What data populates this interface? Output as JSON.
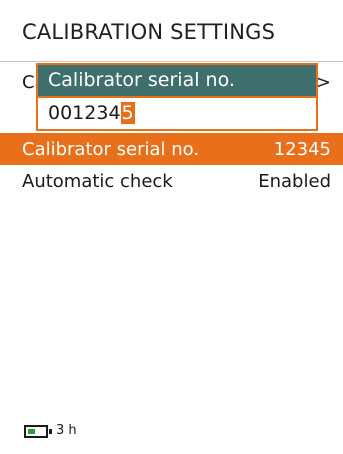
{
  "header": {
    "title": "CALIBRATION SETTINGS"
  },
  "rows": [
    {
      "label": "Ca",
      "value": ">"
    },
    {
      "label": "Calibrator serial no.",
      "value": "12345"
    },
    {
      "label": "Automatic check",
      "value": "Enabled"
    }
  ],
  "dialog": {
    "title": "Calibrator serial no.",
    "value_prefix": "001234",
    "value_cursor": "5"
  },
  "status": {
    "battery_time": "3 h",
    "battery_icon": "battery-icon",
    "battery_level_fraction": 0.25
  },
  "colors": {
    "accent": "#e8701a",
    "dialog_header": "#3f6f6c",
    "battery_green": "#2e9a3a"
  }
}
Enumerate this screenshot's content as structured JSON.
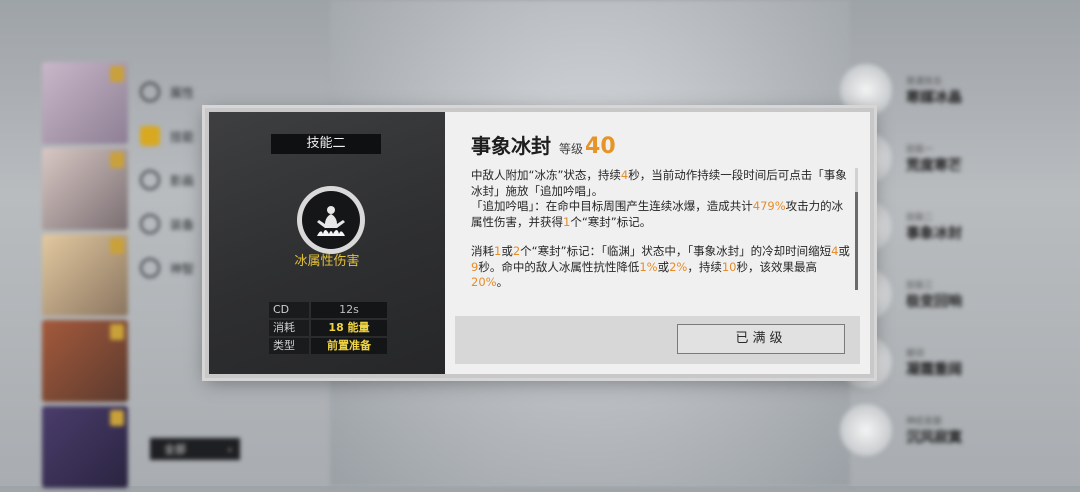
{
  "background": {
    "side_menu": [
      {
        "label": "属性",
        "icon": "stats-icon",
        "active": false
      },
      {
        "label": "技能",
        "icon": "skill-icon",
        "active": true
      },
      {
        "label": "影画",
        "icon": "gallery-icon",
        "active": false
      },
      {
        "label": "装备",
        "icon": "gear-icon",
        "active": false
      },
      {
        "label": "神智",
        "icon": "neuro-icon",
        "active": false
      }
    ],
    "filter_label": "全部",
    "right_list": [
      {
        "sub": "普通攻击",
        "name": "寒媒冰晶"
      },
      {
        "sub": "技能一",
        "name": "荒度寒芒"
      },
      {
        "sub": "技能二",
        "name": "事象冰封"
      },
      {
        "sub": "技能三",
        "name": "极变回响"
      },
      {
        "sub": "被动",
        "name": "凝霜重阔"
      },
      {
        "sub": "神经发散",
        "name": "沉风寂寞"
      }
    ]
  },
  "modal": {
    "skill_slot": "技能二",
    "damage_type": "冰属性伤害",
    "stats": [
      {
        "key": "CD",
        "value": "12s",
        "highlight": false
      },
      {
        "key": "消耗",
        "value": "18 能量",
        "highlight": true
      },
      {
        "key": "类型",
        "value": "前置准备",
        "highlight": true
      }
    ],
    "skill_name": "事象冰封",
    "level_label": "等级",
    "level": "40",
    "description": {
      "p1": [
        "中敌人附加“冰冻”状态，持续",
        "4",
        "秒，当前动作持续一段时间后可点击「事象冰封」施放「追加吟唱」。"
      ],
      "p2": [
        "「追加吟唱」：在命中目标周围产生连续冰爆，造成共计",
        "479%",
        "攻击力的冰属性伤害，并获得",
        "1",
        "个“寒封”标记。"
      ],
      "p3": [
        "消耗",
        "1",
        "或",
        "2",
        "个“寒封”标记：「临渊」状态中，「事象冰封」的冷却时间缩短",
        "4",
        "或",
        "9",
        "秒。命中的敌人冰属性抗性降低",
        "1%",
        "或",
        "2%",
        "，持续",
        "10",
        "秒，该效果最高",
        "20%",
        "。"
      ]
    },
    "max_button_label": "已满级"
  }
}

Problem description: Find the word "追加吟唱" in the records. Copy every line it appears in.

Written response:
        "秒，当前动作持续一段时间后可点击「事象冰封」施放「追加吟唱」。"
        "「追加吟唱」：在命中目标周围产生连续冰爆，造成共计",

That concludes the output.